could not help congratulating the councils of his majesty, and the British empire, on the wisdom and liberality they were likely to acquire in the person of the learned gent, who had just sat down, and who, if report spoke correctly, was about to assume the title of 'right honourable.' If ever there was a mark of wisdom in the councils of any country, it was to be found in this latter circumstance, joined to the refusal of the higher grant now moved for. Ministers were now about to recommend to his majesty to take into his councils a gentleman, who told that house that four millions of his majesty's subjects were hostile to his government, and would, in case of emergency, be its bitterest enemies. He called on the hon. gent. (Mr. Wilberforce), to say where was now the liberality of which the government had to boast; and he appealed to him, whether the language of the gentleman alluded to, was not most vilifying and disgraceful?

Mr. Barham

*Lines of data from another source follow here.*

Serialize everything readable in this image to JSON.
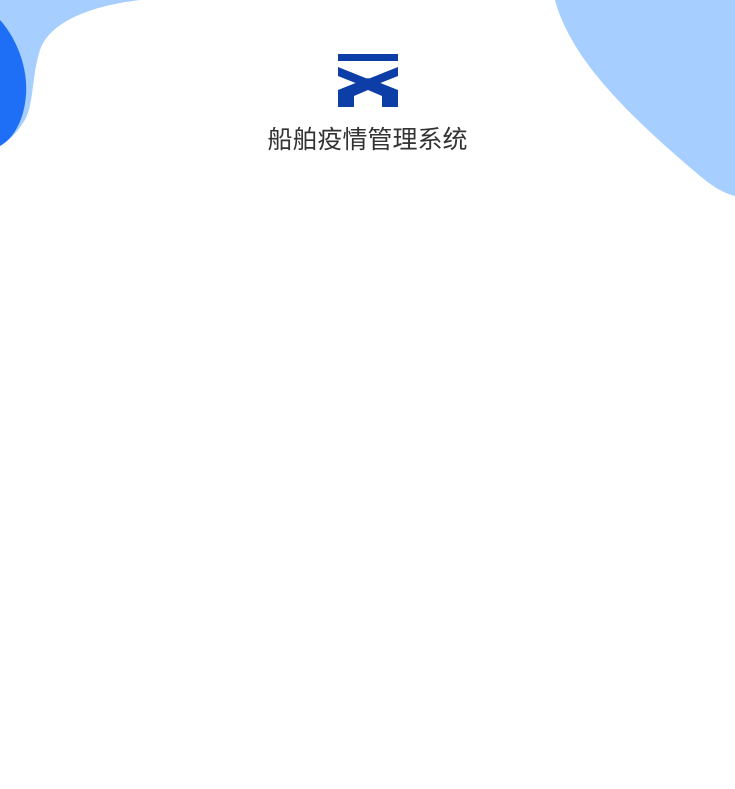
{
  "app": {
    "title": "船舶疫情管理系统",
    "logo_icon": "ship-chevron-logo-icon"
  },
  "theme": {
    "brand_color": "#0D3EA8",
    "blob_light": "#A6CEFF",
    "blob_dark": "#1E6FF5",
    "background": "#FFFFFF",
    "title_color": "#333333"
  }
}
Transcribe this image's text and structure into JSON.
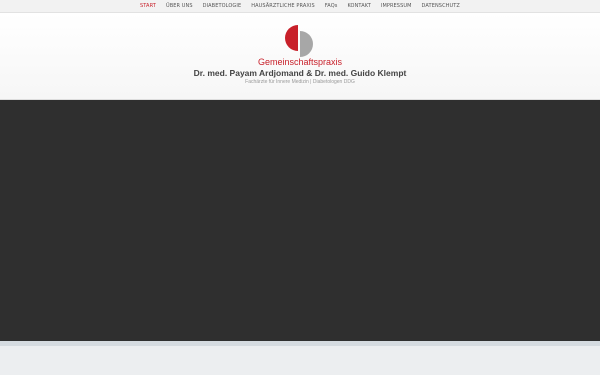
{
  "nav": {
    "items": [
      {
        "label": "START",
        "active": true
      },
      {
        "label": "ÜBER UNS",
        "active": false
      },
      {
        "label": "DIABETOLOGIE",
        "active": false
      },
      {
        "label": "HAUSÄRZTLICHE PRAXIS",
        "active": false
      },
      {
        "label": "FAQs",
        "active": false
      },
      {
        "label": "KONTAKT",
        "active": false
      },
      {
        "label": "IMPRESSUM",
        "active": false
      },
      {
        "label": "DATENSCHUTZ",
        "active": false
      }
    ]
  },
  "header": {
    "logo_icon": "split-circle-logo-icon",
    "brand_name": "Gemeinschaftspraxis",
    "doctors": "Dr. med. Payam Ardjomand & Dr. med. Guido Klempt",
    "subtitle": "Fachärzte für Innere Medizin | Diabetologen DDG"
  },
  "colors": {
    "accent_red": "#c8202a",
    "logo_gray": "#a7a7a7",
    "hero_background": "#2f2f2f",
    "nav_background": "#f2f2f2"
  }
}
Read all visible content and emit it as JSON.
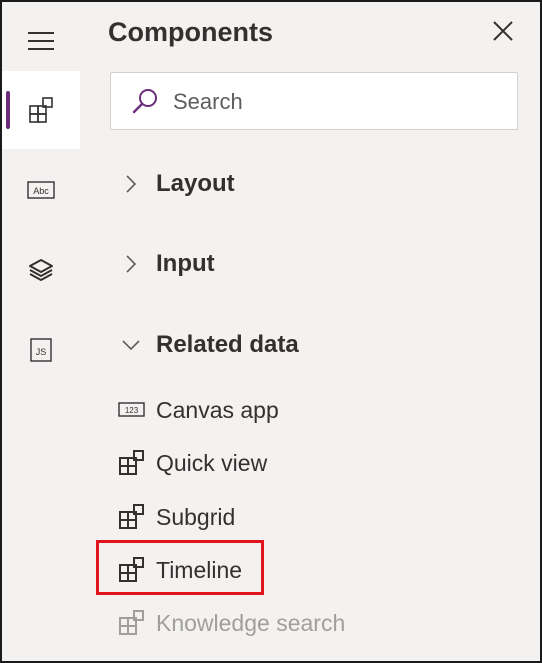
{
  "panel": {
    "title": "Components",
    "search_placeholder": "Search"
  },
  "sections": [
    {
      "label": "Layout",
      "expanded": false
    },
    {
      "label": "Input",
      "expanded": false
    },
    {
      "label": "Related data",
      "expanded": true
    }
  ],
  "related_items": [
    {
      "label": "Canvas app",
      "icon": "numeric-input-icon",
      "enabled": true
    },
    {
      "label": "Quick view",
      "icon": "grid-add-icon",
      "enabled": true
    },
    {
      "label": "Subgrid",
      "icon": "grid-add-icon",
      "enabled": true
    },
    {
      "label": "Timeline",
      "icon": "grid-add-icon",
      "enabled": true,
      "highlighted": true
    },
    {
      "label": "Knowledge search",
      "icon": "grid-add-icon",
      "enabled": false
    }
  ],
  "rail": [
    {
      "icon": "components-icon",
      "active": true
    },
    {
      "icon": "text-field-icon",
      "active": false
    },
    {
      "icon": "layers-icon",
      "active": false
    },
    {
      "icon": "javascript-file-icon",
      "active": false
    }
  ],
  "colors": {
    "accent": "#6b2d7b",
    "highlight_border": "#e3141c",
    "panel_bg": "#f3f2f1"
  }
}
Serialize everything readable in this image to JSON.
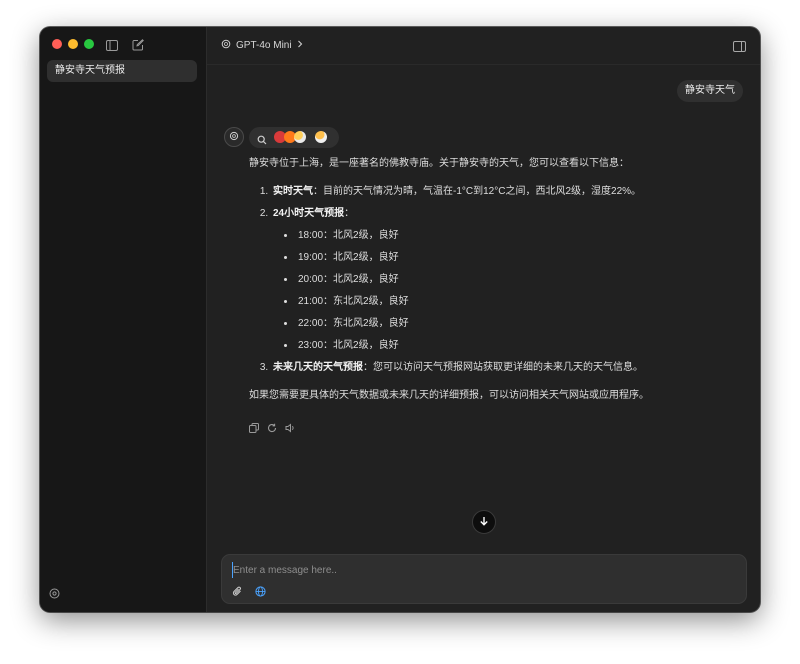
{
  "sidebar": {
    "conversations": [
      "静安寺天气预报"
    ]
  },
  "header": {
    "model_name": "GPT-4o Mini"
  },
  "chat": {
    "user_message": "静安寺天气",
    "assistant": {
      "intro": "静安寺位于上海，是一座著名的佛教寺庙。关于静安寺的天气，您可以查看以下信息：",
      "items": [
        {
          "title": "实时天气",
          "sep": "：",
          "text": "目前的天气情况为晴，气温在-1°C到12°C之间，西北风2级，湿度22%。"
        },
        {
          "title": "24小时天气预报",
          "sep": "：",
          "text": ""
        },
        {
          "title": "未来几天的天气预报",
          "sep": "：",
          "text": "您可以访问天气预报网站获取更详细的未来几天的天气信息。"
        }
      ],
      "hourly": [
        "18:00：北风2级，良好",
        "19:00：北风2级，良好",
        "20:00：北风2级，良好",
        "21:00：东北风2级，良好",
        "22:00：东北风2级，良好",
        "23:00：北风2级，良好"
      ],
      "closing": "如果您需要更具体的天气数据或未来几天的详细预报，可以访问相关天气网站或应用程序。"
    }
  },
  "composer": {
    "placeholder": "Enter a message here..",
    "value": ""
  },
  "icons": {
    "sidebar_toggle": "sidebar-toggle-icon",
    "new_chat": "new-chat-icon",
    "model": "openai-logo-icon",
    "chevron": "chevron-right-icon",
    "right_panel": "right-panel-icon",
    "search": "search-icon",
    "copy": "copy-icon",
    "regenerate": "refresh-icon",
    "speaker": "speaker-icon",
    "arrow_down": "arrow-down-icon",
    "attach": "paperclip-icon",
    "web": "globe-icon",
    "settings": "settings-icon"
  },
  "colors": {
    "traffic_red": "#ff5f57",
    "traffic_yellow": "#febc2e",
    "traffic_green": "#28c840",
    "accent": "#4aa3ff"
  }
}
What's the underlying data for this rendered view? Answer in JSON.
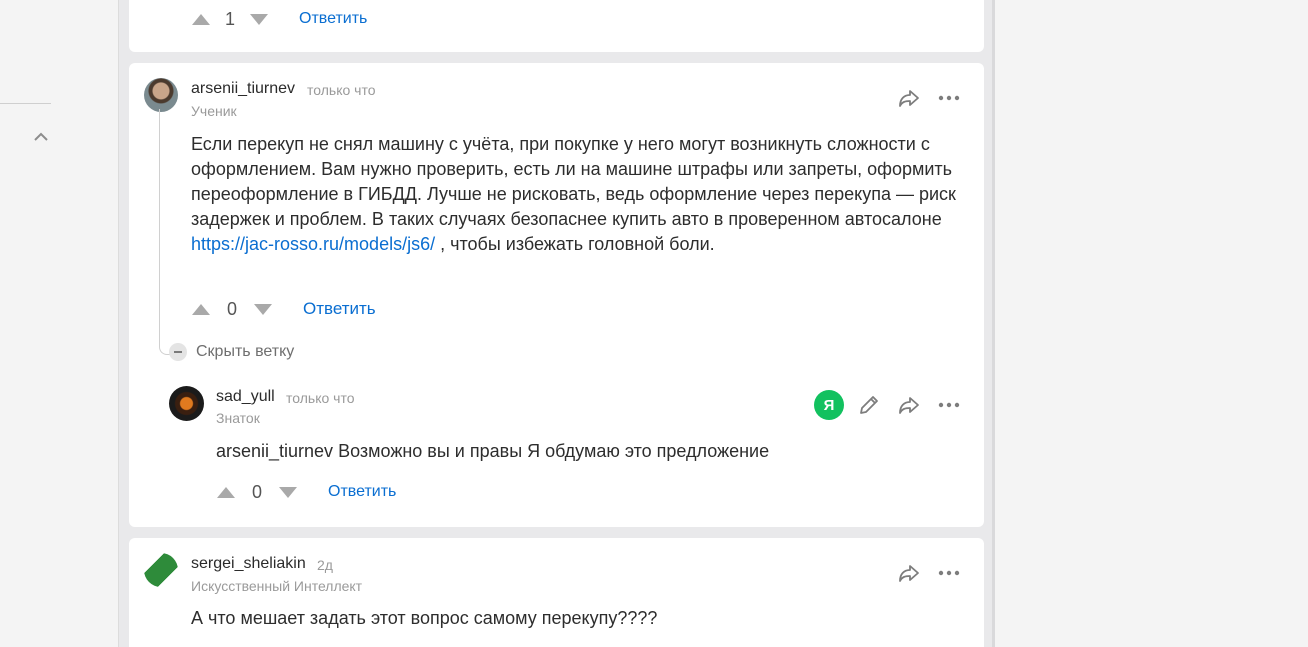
{
  "prev_comment": {
    "vote_count": "1",
    "reply_label": "Ответить"
  },
  "comment_main": {
    "username": "arsenii_tiurnev",
    "time": "только что",
    "rank": "Ученик",
    "text_before_link": "Если перекуп не снял машину с учёта, при покупке у него могут возникнуть сложности с оформлением. Вам нужно проверить, есть ли на машине штрафы или запреты, оформить переоформление в ГИБДД. Лучше не рисковать, ведь оформление через перекупа — риск задержек и проблем. В таких случаях безопаснее купить авто в проверенном автосалоне ",
    "link": "https://jac-rosso.ru/models/js6/",
    "text_after_link": " , чтобы избежать головной боли.",
    "vote_count": "0",
    "reply_label": "Ответить",
    "hide_branch_label": "Скрыть ветку"
  },
  "comment_reply": {
    "username": "sad_yull",
    "time": "только что",
    "rank": "Знаток",
    "text": "arsenii_tiurnev Возможно вы и правы Я обдумаю это предложение",
    "vote_count": "0",
    "reply_label": "Ответить",
    "badge": "Я"
  },
  "comment_next": {
    "username": "sergei_sheliakin",
    "time": "2д",
    "rank": "Искусственный Интеллект",
    "text": "А что мешает задать этот вопрос самому перекупу????"
  },
  "colors": {
    "accent_link": "#0a6ed1",
    "badge_green": "#12c15f",
    "muted_text": "#9a9a9a"
  },
  "icons": [
    "share-icon",
    "more-icon",
    "edit-icon",
    "upvote-icon",
    "downvote-icon",
    "chevron-up-icon",
    "minus-icon"
  ]
}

expressed his abhorrence of the language used by Dr. Duigenan, declaring that never words were uttered so dangerous, abominable, and false; or so likely to separate the kingdom and to deluge it in blood. Of the religion of the hon. gent. (Mr. Wilberforce) he had at times been inclined to think well, but if bigotry and Protestantism had so much blinded him that he could not see that the catholics worshipped the same God with himself, his was not a religion in which he (Mr. B.) would either wish to live, or be content to die.

Mr. Tierney

wished simply to ask the right hon. gent. opposite, whether the learned gentleman who had been alluded to was of the Privy Council of Ireland, or was about to be?

The Chancellor of the Exchequer

did not believe the order to that effect had gone over.

Mr. Tierney

was sure the right hon. gent. would not quibble with him on this point. It was nothing to say the order was not gone; did the right hon. gent, believe it would go?

Sir A. Wellesley

had no hesitation to say, that the lord lieutenant had recommended that the learned gent. should be made a member of the privy council; and the reason of that recommendation was, that the learned gent.'s presence was absolutely necessary for the dispatch of the ecclesiastical affairs, which were so considerable n part of the business of the Privy Council.

The house then divided on the question, that the Resolution be read a second time. Ayes 106; Noes 82.—On the question that the Resolution be finally agreed to being put, Mr. Tierney moved, that it be postponed to a future day, in order that all the cabinet ministers might be present; the numbers upon this were, Ayes 82; Noes 112.—The other orders were postponed, and the house adjourned.